» **WHAT YOU HAVE TO DO**
Search the records for the word "this" and report each line that has it.

» **EXERCISE MATERIALS**
· · ·
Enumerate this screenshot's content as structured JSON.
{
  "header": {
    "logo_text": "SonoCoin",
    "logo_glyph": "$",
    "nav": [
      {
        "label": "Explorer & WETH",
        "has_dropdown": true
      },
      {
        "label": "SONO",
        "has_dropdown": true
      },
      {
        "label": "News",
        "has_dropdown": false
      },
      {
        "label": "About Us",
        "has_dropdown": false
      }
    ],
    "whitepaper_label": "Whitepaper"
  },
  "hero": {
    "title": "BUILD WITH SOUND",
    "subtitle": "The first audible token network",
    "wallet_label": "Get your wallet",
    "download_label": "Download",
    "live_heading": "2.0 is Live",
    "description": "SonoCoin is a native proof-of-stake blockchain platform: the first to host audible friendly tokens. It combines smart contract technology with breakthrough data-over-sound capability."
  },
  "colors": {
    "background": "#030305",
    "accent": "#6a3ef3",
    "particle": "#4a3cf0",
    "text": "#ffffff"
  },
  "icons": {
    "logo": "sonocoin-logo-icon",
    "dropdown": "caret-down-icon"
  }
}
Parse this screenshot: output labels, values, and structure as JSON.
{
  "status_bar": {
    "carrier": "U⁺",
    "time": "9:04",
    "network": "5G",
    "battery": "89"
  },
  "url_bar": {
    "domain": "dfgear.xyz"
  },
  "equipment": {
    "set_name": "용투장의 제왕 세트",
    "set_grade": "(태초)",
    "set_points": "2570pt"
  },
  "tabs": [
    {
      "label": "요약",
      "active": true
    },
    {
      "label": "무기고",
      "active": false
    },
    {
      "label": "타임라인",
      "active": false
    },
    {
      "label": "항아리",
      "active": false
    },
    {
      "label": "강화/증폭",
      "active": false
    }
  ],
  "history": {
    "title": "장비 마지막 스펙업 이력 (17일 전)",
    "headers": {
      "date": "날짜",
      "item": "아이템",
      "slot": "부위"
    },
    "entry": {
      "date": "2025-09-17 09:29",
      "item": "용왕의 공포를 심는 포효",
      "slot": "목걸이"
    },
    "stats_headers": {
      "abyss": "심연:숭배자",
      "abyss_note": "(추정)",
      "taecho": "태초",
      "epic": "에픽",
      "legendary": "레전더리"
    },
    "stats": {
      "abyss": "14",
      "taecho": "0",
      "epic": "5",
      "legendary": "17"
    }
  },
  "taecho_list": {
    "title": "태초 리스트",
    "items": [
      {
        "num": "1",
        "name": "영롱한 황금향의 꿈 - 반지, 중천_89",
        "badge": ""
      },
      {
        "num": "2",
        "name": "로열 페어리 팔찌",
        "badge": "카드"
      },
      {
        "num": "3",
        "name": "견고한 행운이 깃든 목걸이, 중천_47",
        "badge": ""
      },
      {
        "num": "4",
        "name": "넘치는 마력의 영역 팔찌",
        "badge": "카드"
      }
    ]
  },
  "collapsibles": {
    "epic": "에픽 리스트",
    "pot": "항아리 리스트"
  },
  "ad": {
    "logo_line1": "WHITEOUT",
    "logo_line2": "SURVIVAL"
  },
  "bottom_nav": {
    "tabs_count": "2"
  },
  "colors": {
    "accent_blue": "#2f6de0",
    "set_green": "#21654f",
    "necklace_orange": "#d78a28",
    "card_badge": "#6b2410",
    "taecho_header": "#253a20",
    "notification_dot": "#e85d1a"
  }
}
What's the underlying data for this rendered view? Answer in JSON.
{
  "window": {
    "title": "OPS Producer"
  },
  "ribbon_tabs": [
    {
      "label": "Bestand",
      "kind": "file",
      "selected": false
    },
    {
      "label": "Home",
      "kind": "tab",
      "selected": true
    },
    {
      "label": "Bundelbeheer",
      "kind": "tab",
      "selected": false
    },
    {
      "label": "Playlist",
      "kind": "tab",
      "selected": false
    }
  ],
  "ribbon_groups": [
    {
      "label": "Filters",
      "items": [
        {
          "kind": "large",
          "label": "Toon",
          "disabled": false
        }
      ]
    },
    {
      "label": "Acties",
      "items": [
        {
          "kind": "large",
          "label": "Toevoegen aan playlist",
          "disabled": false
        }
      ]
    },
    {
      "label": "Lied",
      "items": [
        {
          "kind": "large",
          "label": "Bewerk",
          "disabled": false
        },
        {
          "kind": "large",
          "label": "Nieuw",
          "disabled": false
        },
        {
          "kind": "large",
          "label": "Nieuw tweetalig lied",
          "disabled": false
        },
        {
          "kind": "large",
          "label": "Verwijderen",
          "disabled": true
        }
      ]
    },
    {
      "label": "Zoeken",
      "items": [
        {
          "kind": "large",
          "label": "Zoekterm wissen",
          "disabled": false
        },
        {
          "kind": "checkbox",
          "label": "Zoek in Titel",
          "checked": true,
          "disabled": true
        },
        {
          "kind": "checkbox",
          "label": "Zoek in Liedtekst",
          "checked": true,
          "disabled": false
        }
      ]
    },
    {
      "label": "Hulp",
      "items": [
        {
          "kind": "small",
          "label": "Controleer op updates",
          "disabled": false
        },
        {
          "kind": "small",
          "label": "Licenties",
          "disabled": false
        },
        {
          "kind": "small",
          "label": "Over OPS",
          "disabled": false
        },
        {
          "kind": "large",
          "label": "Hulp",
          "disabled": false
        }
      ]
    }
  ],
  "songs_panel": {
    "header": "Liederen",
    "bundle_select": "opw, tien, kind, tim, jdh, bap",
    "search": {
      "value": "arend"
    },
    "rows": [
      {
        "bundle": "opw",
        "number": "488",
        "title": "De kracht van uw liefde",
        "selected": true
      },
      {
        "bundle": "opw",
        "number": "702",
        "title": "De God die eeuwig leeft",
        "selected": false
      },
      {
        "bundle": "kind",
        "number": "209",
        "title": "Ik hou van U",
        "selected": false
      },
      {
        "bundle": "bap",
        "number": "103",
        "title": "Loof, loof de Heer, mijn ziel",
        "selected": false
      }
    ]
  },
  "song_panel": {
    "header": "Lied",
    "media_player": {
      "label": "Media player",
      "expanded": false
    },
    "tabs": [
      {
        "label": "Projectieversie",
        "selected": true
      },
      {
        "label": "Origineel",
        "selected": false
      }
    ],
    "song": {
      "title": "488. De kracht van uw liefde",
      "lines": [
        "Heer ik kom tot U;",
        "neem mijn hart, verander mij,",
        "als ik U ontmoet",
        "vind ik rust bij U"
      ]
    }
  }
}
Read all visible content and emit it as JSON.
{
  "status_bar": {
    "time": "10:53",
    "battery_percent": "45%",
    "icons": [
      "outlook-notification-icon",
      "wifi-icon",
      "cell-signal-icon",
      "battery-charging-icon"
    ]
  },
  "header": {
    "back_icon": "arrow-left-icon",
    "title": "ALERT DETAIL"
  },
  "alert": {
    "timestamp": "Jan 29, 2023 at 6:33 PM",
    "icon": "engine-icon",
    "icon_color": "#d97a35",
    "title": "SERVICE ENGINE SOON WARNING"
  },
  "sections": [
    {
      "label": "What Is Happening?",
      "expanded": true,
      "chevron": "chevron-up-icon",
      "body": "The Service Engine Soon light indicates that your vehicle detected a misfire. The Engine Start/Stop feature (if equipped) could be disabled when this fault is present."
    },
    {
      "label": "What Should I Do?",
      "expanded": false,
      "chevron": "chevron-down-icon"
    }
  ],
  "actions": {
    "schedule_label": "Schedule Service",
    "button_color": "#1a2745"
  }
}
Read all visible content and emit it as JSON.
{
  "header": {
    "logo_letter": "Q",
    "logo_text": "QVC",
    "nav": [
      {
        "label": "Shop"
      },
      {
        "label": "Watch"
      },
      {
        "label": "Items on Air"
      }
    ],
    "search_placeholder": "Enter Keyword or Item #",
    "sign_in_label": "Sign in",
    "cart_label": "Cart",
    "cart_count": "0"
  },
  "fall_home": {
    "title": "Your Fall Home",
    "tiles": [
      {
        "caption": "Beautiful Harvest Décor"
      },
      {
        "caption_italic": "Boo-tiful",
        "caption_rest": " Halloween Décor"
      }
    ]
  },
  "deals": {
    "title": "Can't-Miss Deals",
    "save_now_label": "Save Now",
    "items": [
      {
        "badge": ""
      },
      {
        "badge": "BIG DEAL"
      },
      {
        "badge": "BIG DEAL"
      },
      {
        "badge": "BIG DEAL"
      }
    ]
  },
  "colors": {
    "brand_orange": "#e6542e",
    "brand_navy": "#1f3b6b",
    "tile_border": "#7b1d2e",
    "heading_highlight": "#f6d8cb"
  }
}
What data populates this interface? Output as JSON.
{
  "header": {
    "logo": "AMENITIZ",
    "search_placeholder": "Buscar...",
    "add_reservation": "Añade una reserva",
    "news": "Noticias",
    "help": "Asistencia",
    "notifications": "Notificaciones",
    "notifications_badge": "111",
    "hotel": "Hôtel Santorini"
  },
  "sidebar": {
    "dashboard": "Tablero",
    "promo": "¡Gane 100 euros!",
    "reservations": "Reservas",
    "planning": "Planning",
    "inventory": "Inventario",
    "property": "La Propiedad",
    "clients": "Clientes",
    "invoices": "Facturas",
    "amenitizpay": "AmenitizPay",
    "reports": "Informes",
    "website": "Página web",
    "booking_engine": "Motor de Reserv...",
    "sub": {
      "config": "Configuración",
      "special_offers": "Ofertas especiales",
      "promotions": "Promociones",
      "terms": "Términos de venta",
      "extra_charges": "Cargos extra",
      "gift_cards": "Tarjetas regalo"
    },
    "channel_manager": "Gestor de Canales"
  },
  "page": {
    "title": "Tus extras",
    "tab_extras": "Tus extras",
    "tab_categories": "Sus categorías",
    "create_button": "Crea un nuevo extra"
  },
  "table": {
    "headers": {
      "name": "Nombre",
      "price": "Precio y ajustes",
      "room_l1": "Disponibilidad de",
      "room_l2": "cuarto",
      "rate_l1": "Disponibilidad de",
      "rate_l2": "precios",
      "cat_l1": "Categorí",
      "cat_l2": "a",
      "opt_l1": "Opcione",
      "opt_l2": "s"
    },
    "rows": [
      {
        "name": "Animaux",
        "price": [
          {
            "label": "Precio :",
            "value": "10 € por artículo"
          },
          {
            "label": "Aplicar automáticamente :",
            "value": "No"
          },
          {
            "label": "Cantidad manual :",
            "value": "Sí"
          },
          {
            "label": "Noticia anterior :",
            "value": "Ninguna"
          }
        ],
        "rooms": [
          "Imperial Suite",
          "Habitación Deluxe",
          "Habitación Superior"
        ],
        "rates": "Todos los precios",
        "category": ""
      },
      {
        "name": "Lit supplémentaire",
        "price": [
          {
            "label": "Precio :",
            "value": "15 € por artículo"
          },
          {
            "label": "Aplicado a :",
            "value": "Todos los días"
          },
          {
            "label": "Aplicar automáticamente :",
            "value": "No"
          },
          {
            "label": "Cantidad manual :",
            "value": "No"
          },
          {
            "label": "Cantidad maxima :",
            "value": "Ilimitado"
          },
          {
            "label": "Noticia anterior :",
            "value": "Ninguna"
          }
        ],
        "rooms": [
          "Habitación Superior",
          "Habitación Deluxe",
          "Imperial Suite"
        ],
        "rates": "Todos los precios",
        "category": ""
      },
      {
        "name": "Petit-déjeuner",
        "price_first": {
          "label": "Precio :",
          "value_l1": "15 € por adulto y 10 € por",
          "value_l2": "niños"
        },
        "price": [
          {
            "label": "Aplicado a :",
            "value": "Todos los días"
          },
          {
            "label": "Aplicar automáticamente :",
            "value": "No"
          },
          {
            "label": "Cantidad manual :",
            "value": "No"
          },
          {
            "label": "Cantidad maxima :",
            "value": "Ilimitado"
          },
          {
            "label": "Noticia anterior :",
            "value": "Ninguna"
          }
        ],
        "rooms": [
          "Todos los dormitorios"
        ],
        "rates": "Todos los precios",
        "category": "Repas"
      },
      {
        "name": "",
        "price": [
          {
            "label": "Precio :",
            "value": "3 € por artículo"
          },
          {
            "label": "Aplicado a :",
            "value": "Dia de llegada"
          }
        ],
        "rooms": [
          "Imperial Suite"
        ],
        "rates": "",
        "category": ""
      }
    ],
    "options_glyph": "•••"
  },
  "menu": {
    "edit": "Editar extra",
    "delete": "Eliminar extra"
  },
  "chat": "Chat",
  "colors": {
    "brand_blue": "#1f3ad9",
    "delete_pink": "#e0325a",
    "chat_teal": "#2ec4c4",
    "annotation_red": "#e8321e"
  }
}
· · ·
» **YOUR SOLUTION**
Enumerate this screenshot's content as structured JSON.
Parse this screenshot: output labels, values, and structure as JSON.
What's the underlying data for this rendered view? Answer in JSON.
      "body": "The Service Engine Soon light indicates that your vehicle detected a misfire. The Engine Start/Stop feature (if equipped) could be disabled when this fault is present."
What data populates this interface? Output as JSON.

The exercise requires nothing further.